Love’s Labours Lost is a play that you don’t get many chances to see. This is a shame. It was written around the same time as Romeo and Juliet and A Midsummer night’s Dream and there is no shortage of productions of those two to sit through. It may not be the most accessible of Shakespeare’s plays, as it makes no apologies for being in love with the language of the time and some of the contemporary allusions will be lost to us, but it still deserves to be seen. There is some lovely verse along the way and plenty of youthful high jinks. Shakespeare has great fun sending up the nobility and the pompous poseurs of his day before providing a sting in the tail and a sudden change of mood that reminds the characters, and the audience, that life is not all about ale houses and wenching, fun though they are. Eat drink and be merry for tomorrow we die. Love is not just a game, however well you play it. It is serious stuff, and long term commitment has to be earned by possessing more than a sharp wit and a handsome face. The three young men who begin the play by making a long term vow to study and be chaste, vows which are never likely to last, learn the hard way that if they are to get what they want they will have to do it for real.

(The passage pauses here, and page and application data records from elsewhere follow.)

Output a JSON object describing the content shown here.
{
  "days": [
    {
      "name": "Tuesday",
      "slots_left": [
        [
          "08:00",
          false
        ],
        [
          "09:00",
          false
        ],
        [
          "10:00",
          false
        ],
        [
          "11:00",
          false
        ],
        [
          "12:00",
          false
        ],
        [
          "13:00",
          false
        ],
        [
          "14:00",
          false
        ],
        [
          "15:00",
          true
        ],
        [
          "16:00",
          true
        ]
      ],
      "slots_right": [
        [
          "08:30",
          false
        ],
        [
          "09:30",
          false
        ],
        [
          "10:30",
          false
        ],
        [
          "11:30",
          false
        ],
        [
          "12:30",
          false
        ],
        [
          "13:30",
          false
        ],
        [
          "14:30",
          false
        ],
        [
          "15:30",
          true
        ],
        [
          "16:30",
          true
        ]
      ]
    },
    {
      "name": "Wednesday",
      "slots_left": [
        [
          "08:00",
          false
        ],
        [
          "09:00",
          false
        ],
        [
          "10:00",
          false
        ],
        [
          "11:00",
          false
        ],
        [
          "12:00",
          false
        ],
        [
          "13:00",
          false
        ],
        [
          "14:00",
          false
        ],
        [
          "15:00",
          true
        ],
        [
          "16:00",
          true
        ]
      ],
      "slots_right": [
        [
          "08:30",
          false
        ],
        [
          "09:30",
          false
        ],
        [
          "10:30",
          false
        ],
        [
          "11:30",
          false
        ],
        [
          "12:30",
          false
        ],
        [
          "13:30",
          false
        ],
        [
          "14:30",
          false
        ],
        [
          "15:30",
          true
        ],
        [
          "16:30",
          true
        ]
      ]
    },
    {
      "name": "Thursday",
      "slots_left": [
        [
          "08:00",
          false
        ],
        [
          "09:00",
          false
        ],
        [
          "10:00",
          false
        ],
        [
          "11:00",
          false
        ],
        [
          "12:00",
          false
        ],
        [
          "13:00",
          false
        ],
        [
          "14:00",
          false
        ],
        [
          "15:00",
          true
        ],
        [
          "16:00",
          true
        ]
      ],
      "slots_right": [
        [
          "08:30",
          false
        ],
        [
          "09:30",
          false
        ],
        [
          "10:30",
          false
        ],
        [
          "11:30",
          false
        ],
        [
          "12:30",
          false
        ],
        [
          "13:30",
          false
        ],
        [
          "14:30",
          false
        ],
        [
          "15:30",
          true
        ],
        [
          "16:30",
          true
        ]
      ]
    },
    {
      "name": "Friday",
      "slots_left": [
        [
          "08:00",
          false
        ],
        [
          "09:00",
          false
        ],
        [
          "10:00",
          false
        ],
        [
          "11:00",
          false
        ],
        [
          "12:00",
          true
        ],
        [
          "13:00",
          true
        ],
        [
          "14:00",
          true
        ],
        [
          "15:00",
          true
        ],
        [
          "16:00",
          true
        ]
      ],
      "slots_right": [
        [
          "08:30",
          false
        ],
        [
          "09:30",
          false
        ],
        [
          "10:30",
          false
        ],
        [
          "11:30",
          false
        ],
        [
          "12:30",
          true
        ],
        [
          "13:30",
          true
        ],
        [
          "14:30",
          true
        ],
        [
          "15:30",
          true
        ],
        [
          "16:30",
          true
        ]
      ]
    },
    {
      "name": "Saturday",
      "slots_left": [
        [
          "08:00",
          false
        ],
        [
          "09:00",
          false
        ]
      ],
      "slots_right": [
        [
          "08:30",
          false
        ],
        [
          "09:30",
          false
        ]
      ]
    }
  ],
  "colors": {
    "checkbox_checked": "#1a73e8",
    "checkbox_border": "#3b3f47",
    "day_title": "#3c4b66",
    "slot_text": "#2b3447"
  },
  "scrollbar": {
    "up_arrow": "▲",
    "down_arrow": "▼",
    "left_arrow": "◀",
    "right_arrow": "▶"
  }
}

Northern Broadsides have provided us with a sparky, fast paced production which helps things along nicely when it comes to understanding and getting past the convoluted wordplay. Andrew Vincent as Don Adriano de Armado makes a fine double act with Dean Watton’s delightful Moth. Even those who do not know the reputation of the Spanish court of the time can recognise an over the top poseur when they see one and enjoy seeing a type who is still out there walking the streets today. The early audiences must have been thrilled to see a Spaniard, the old enemy, being lampooned so thoroughly. Barrie Rutter has a harder job as Holofernes, and takes the brunt of some of the more obscure, pompous Latin flights of fancy but it is a nice part for him, and it gives Roy North as Constable Dull one of the productions biggest laughs when he admits that he hasn’t understood a word of it. Neither did many of us in the audience, and in the end it didn’t matter that much. The play’s broad comedy is a welcome diversion from the wordiness and the production really takes off in the second half when the three young suitors have their pretentious bubbles burst by the three young women who have heard it all before and know from experience that the ardour of these three young men is best taken with a pinch of salt, even when they mean well.
It is important that not all the young people are rich young poseurs without self awareness or wit as we need to have someone wry, self aware and quick witted to identify with and I was very thankful that Shakespeare has given us Berowne. It is a lovely part and Matt Connor makes the most of it, building up a nice rapport with the audience and making some of the best verse in the play clear and meaningful. It is a charming performance. He has a worthy sparring partner in Catherine Kinsella’s playful and vibrant Rosaline. They are a perfect match, an early sketch for Beatrice and Benedick in Much Ado, and one can only hope that they finally get their happy ending. When Berowne says dryly that a year of abstinence and study before they can be together is “too long for a play” one can only hope that it does not prove too long for him as well. Nothing is certain. All the fun and wit which has been on display is just so much dancing towards the darkness and Shakespeare can’t resist pointing that out to the shallow, self seeking aristocrats who first saw it.
I wish that some of the theatre managers who were not sure about booking in this tour of Love’s Labour’s Lost because it was not one of the popular Shakespeare plays had been sitting in the audience at the packed matinee I saw in Scarborough. Listening to those around me in the audience it was clear that many had not had the opportunity to see it before and they were interested and pleased to have the chance. We were all well aware that it is perhaps not his greatest play- of course it isn’t- and we didn’t mind. We still wanted to see it, even the large group of teenagers who were filling the back seats of the theatre who were quiet and engaged all the way through. Thank you Northern Broadsides for giving us the chance.